I have just come back from New York. I spent a lot of time in a hotel room in a once smart hotel near Time Square. All around me was the grid of Manhattan above Houston. It made me think of stanzas. Regular blocks extending out imposing a kind of spatial equality on the unbuilt terrain. And that extends, of course, out across the continent as anyone who has flown over it can testify.
This stands in contrast to some common-place assertions about the difference between British and North American poetry. Americans and Canadians, it has been suggested can write big gangly poems with lines that tumble and spill because of all the open space – not quite blank perhaps but often imagined as such. Brits, on the other hand are tightly bound, poems are often more formal, lines shorter, more stanzas. You can hold a British poetry book open and recognise it from a distance. And this is because we have no blank space – just a crowded and long urbanised island.
Naturally none of this holds much water for very long -the exceptions come think and fast – Emily Dickinson was hardly known for long lines and some contemporary British poetry spills out over a whole book (think of Oswald’s Dart). And these blocks that shape New York and then the continent west of the Appalachians seem neat and ordered and stanza-like. So much for environmental determinism.
I spent some time in Strand Books – 18 miles of books. The poetry shelves were bliss. I like to find poets it is tough to find in London and I like to find the American editions of British poets with their different covers. So I picked up Robin Robertson’s Slow Air alongside a collection by the Canadian poet Molly Peacock and Wideawake Field by Eliza Griswold.
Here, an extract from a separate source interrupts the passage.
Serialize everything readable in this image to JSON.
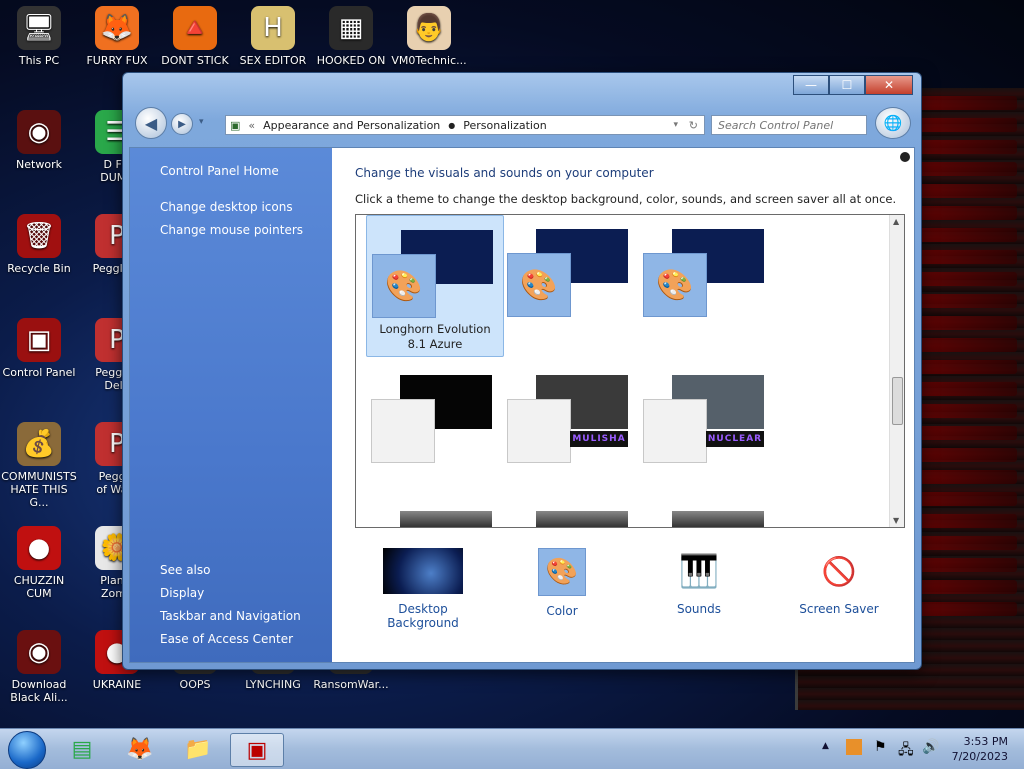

WS Merwyn and Mary Oliver both say they like it on the back – so I hope I agree.